Problem:
Check each line of the entries below for the string "within"; copy every line where it appears.

....

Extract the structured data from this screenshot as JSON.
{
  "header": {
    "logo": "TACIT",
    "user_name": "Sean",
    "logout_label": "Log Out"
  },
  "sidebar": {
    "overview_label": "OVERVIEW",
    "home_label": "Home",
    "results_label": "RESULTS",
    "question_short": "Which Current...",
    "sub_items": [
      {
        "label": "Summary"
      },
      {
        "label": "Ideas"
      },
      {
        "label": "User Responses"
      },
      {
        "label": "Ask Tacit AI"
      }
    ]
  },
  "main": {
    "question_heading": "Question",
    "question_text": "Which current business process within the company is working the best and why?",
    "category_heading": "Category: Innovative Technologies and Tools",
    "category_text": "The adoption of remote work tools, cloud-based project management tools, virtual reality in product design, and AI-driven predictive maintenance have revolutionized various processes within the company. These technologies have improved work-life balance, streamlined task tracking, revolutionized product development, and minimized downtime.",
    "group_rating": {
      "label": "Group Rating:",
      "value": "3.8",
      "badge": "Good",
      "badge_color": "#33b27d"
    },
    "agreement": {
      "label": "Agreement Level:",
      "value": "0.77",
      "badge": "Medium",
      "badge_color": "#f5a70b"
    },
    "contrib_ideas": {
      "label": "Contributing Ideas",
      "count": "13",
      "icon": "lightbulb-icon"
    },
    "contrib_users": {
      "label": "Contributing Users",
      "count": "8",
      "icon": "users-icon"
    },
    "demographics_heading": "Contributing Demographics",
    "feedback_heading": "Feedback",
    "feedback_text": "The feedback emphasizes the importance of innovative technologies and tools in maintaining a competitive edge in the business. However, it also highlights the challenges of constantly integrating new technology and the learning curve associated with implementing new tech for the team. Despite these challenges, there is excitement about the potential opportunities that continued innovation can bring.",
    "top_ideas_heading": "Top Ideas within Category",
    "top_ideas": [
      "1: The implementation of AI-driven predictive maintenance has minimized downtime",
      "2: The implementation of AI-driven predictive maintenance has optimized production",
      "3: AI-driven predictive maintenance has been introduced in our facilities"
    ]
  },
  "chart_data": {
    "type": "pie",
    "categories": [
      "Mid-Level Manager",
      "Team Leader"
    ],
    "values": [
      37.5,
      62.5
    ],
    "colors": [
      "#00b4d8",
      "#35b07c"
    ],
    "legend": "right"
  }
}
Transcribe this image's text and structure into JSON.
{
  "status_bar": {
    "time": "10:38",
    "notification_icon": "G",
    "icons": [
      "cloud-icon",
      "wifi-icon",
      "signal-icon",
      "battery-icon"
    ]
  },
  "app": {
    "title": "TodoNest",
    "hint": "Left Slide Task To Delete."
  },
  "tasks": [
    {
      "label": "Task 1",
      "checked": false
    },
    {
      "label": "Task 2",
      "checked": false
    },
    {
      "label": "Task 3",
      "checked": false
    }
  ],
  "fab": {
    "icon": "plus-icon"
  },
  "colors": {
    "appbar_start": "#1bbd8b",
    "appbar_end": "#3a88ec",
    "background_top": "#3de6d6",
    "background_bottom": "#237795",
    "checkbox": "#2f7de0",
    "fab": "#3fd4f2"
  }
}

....

Written reply:
    "question_text": "Which current business process within the company is working the best and why?",
    "category_text": "The adoption of remote work tools, cloud-based project management tools, virtual reality in product design, and AI-driven predictive maintenance have revolutionized various processes within the company. These technologies have improved work-life balance, streamlined task tracking, revolutionized product development, and minimized downtime.",
    "top_ideas_heading": "Top Ideas within Category",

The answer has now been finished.